-------- Information shown --------

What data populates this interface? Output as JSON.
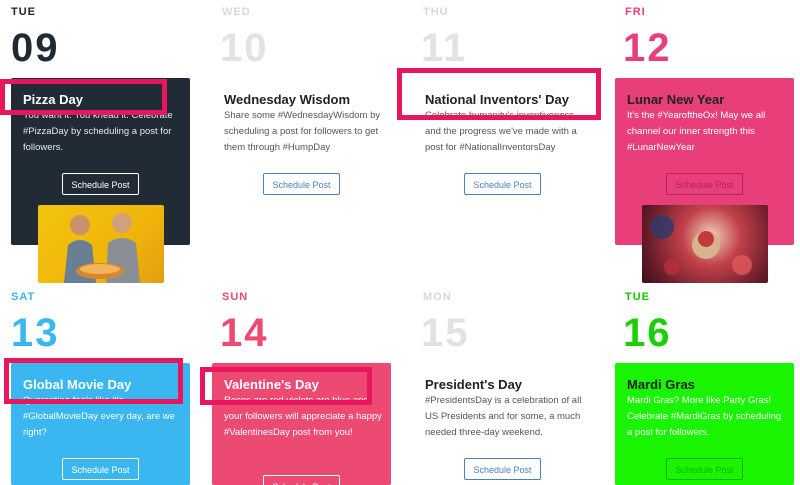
{
  "days": [
    {
      "dow": "TUE",
      "num": "09",
      "title": "Pizza Day",
      "desc": "You want it. You knead it. Celebrate #PizzaDay by scheduling a post for followers.",
      "button": "Schedule Post"
    },
    {
      "dow": "WED",
      "num": "10",
      "title": "Wednesday Wisdom",
      "desc": "Share some #WednesdayWisdom by scheduling a post for followers to get them through #HumpDay",
      "button": "Schedule Post"
    },
    {
      "dow": "THU",
      "num": "11",
      "title": "National Inventors' Day",
      "desc": "Celebrate humanity's inventiveness and the progress we've made with a post for #NationalInventorsDay",
      "button": "Schedule Post"
    },
    {
      "dow": "FRI",
      "num": "12",
      "title": "Lunar New Year",
      "desc": "It's the #YearoftheOx! May we all channel our inner strength this #LunarNewYear",
      "button": "Schedule Post"
    },
    {
      "dow": "SAT",
      "num": "13",
      "title": "Global Movie Day",
      "desc": "Quarantine feels like it's #GlobalMovieDay every day, are we right?",
      "button": "Schedule Post"
    },
    {
      "dow": "SUN",
      "num": "14",
      "title": "Valentine's Day",
      "desc": "Roses are red violets are blue and your followers will appreciate a happy #ValentinesDay post from you!",
      "button": "Schedule Post"
    },
    {
      "dow": "MON",
      "num": "15",
      "title": "President's Day",
      "desc": "#PresidentsDay is a celebration of all US Presidents and for some, a much needed three-day weekend.",
      "button": "Schedule Post"
    },
    {
      "dow": "TUE",
      "num": "16",
      "title": "Mardi Gras",
      "desc": "Mardi Gras? More like Party Gras! Celebrate #MardiGras by scheduling a post for followers.",
      "button": "Schedule Post"
    }
  ],
  "colors": {
    "dark": "#202b36",
    "pink": "#e83e7a",
    "blue": "#3ab7f0",
    "rose": "#ec4a72",
    "green": "#19f500",
    "highlight": "#e8175d"
  }
}
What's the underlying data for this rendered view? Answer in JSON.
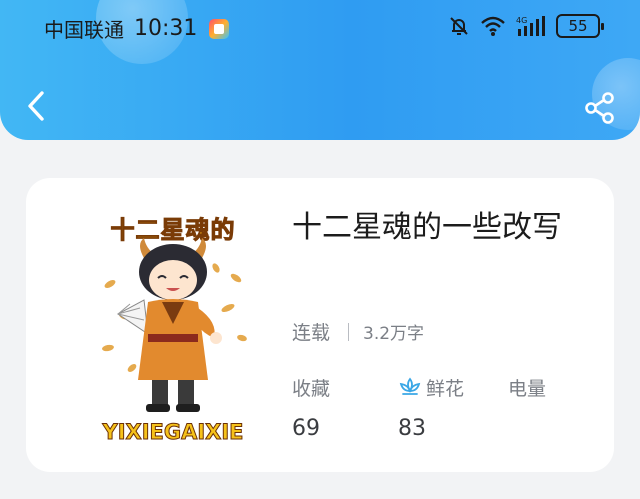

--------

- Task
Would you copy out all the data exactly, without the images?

- Your response
What data populates this interface? Output as JSON.
{
  "days": [
    {
      "dow": "TUE",
      "num": "09",
      "title": "Pizza Day",
      "desc": "You want it. You knead it. Celebrate #PizzaDay by scheduling a post for followers.",
      "button": "Schedule Post"
    },
    {
      "dow": "WED",
      "num": "10",
      "title": "Wednesday Wisdom",
      "desc": "Share some #WednesdayWisdom by scheduling a post for followers to get them through #HumpDay",
      "button": "Schedule Post"
    },
    {
      "dow": "THU",
      "num": "11",
      "title": "National Inventors' Day",
      "desc": "Celebrate humanity's inventiveness and the progress we've made with a post for #NationalInventorsDay",
      "button": "Schedule Post"
    },
    {
      "dow": "FRI",
      "num": "12",
      "title": "Lunar New Year",
      "desc": "It's the #YearoftheOx! May we all channel our inner strength this #LunarNewYear",
      "button": "Schedule Post"
    },
    {
      "dow": "SAT",
      "num": "13",
      "title": "Global Movie Day",
      "desc": "Quarantine feels like it's #GlobalMovieDay every day, are we right?",
      "button": "Schedule Post"
    },
    {
      "dow": "SUN",
      "num": "14",
      "title": "Valentine's Day",
      "desc": "Roses are red violets are blue and your followers will appreciate a happy #ValentinesDay post from you!",
      "button": "Schedule Post"
    },
    {
      "dow": "MON",
      "num": "15",
      "title": "President's Day",
      "desc": "#PresidentsDay is a celebration of all US Presidents and for some, a much needed three-day weekend.",
      "button": "Schedule Post"
    },
    {
      "dow": "TUE",
      "num": "16",
      "title": "Mardi Gras",
      "desc": "Mardi Gras? More like Party Gras! Celebrate #MardiGras by scheduling a post for followers.",
      "button": "Schedule Post"
    }
  ],
  "colors": {
    "dark": "#202b36",
    "pink": "#e83e7a",
    "blue": "#3ab7f0",
    "rose": "#ec4a72",
    "green": "#19f500",
    "highlight": "#e8175d"
  }
}
What's the underlying data for this rendered view? Answer in JSON.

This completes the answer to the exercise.